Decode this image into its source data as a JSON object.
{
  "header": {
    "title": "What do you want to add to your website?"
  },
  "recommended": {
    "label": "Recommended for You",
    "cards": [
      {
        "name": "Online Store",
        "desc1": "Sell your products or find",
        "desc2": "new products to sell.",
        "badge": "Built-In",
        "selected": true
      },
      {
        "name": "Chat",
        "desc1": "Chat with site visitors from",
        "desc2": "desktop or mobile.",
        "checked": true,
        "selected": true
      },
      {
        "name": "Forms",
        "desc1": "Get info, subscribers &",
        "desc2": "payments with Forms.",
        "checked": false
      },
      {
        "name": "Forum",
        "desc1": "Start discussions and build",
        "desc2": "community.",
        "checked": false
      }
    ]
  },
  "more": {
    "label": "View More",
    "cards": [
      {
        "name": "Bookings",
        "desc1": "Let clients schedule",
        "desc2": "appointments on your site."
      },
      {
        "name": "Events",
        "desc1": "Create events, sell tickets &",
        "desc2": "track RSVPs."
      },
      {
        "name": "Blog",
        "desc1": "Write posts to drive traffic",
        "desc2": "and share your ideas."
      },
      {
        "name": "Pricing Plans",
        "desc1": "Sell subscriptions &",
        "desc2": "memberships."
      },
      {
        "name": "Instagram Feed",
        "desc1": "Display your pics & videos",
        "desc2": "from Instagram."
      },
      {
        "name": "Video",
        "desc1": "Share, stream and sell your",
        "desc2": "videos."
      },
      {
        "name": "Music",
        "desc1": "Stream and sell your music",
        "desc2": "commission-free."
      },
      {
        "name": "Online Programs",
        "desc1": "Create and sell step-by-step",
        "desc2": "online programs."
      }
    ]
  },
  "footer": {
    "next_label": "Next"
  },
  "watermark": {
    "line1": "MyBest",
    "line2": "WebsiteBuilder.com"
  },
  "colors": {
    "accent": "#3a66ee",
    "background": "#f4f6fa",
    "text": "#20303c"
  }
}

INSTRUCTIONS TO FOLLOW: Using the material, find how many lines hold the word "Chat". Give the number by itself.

REPLY: 2